Paper No. 4
Presentation Time: 8:45 AM


ROOPNARINE, Peter D., California Academy of Sciences, Golden Gate Park, San Francisco, CA 94118, MURPHY, Michael A., 2324 Oakenshield Rd, Davis, CA 95616-2952 and ANGIELCZYK, Kenneth, Department of Invertebrate Zoology & Geology, California Academy of Sciences, Golden Gate Park, San Francisco, 94118, proopnarine@calacademy.org

Estimates of Paleozoic metazoan preservation suggest that conodonts have one of the best fossil records. Systematic and paleobiological use of conodonts however, is limited since much taxonomy is based on single element types. Single element-taxonomy is often incongruent with the heteromorphic, multielement apparatuses of conodont species. The conodont record consists mainly of elements derived from post-mortem disassembly of apparatuses, and a true multielement taxonomy has relied on the rare discovery of complete apparatuses.This constrains our application of the conodont record to paleobiology, phylogenetics and biodiversity dynamics. This study enhances our understanding of conodont systematics and diversity with the construction of statistically testable hypotheses of multielement apparatuses from collections of dissociated elements. These hypotheses are, in effect, reconstructions of species morphologies.

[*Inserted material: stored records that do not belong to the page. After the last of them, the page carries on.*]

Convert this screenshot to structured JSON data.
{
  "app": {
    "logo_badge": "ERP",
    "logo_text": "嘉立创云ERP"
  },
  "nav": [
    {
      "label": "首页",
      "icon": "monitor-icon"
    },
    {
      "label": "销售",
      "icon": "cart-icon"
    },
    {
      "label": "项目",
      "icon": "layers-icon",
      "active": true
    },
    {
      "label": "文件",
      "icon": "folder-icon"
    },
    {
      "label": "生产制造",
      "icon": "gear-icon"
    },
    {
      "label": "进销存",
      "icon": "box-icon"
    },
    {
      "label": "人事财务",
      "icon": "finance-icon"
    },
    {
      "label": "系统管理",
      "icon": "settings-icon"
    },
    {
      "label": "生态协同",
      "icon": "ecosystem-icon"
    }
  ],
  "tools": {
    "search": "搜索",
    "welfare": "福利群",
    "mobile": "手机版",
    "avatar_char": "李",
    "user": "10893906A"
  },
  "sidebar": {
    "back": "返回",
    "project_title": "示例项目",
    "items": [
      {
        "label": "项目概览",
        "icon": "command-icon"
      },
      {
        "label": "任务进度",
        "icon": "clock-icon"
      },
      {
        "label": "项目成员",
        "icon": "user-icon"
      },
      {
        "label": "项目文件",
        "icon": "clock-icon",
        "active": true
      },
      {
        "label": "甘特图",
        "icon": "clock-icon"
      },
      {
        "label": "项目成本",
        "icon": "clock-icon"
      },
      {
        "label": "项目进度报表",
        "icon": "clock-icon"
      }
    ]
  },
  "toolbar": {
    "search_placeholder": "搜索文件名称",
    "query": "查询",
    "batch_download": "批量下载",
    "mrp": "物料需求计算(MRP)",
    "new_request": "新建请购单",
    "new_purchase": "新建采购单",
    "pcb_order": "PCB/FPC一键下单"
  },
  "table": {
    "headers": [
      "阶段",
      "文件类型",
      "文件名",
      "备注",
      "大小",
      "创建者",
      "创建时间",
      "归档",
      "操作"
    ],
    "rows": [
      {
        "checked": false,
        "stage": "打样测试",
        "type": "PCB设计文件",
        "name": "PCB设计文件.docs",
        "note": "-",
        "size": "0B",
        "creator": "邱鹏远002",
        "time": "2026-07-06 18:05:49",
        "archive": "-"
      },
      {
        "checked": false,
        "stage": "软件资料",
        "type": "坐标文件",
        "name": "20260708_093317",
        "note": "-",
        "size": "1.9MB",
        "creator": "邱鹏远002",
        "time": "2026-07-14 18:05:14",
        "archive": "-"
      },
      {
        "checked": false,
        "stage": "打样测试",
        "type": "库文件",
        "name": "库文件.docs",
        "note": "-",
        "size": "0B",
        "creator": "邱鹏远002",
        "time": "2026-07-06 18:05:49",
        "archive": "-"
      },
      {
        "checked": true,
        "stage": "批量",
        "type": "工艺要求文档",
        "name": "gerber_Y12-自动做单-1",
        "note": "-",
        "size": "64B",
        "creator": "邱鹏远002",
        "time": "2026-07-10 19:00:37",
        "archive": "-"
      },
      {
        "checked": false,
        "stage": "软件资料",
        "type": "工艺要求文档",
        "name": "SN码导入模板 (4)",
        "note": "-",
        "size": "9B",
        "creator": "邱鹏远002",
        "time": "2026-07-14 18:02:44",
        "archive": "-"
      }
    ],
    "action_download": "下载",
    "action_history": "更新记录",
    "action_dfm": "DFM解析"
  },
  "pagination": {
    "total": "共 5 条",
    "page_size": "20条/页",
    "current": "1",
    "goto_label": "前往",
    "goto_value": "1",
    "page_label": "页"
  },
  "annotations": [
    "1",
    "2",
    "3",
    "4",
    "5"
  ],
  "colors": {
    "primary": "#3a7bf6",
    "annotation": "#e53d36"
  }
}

Focusing on the U. Silurian-L. Devonian, we are compiling specimen-level information of element morphologies and occurrences, focusing on the genera Ancyrodelloides, Lanea, Lonchodina, Erika, Wurmiella, and Panderodus, into a relational database. Morphometric analysis and description of discrete characters organize variation within particular element types. Querying of the database yields data on the co-occurrence of element types and morphologies within temporally constrained samples. Single element co-occurrences are then used to construct hypotheses of multielement species apparatuses which are evaluated with a Bayesian calculation of posterior probabilities. Significantly supported hypotheses are used with natural multielement apparatuses as the basis for phylogenetic analysis of selected lineages. The resulting phylogenetic hypotheses will be used to describe patterns of origination and extinction during this interval. These patterns will be compared to the same taxa from Sepkoski's Compendium to evaluate the impact of an expanded multielement taxonomy.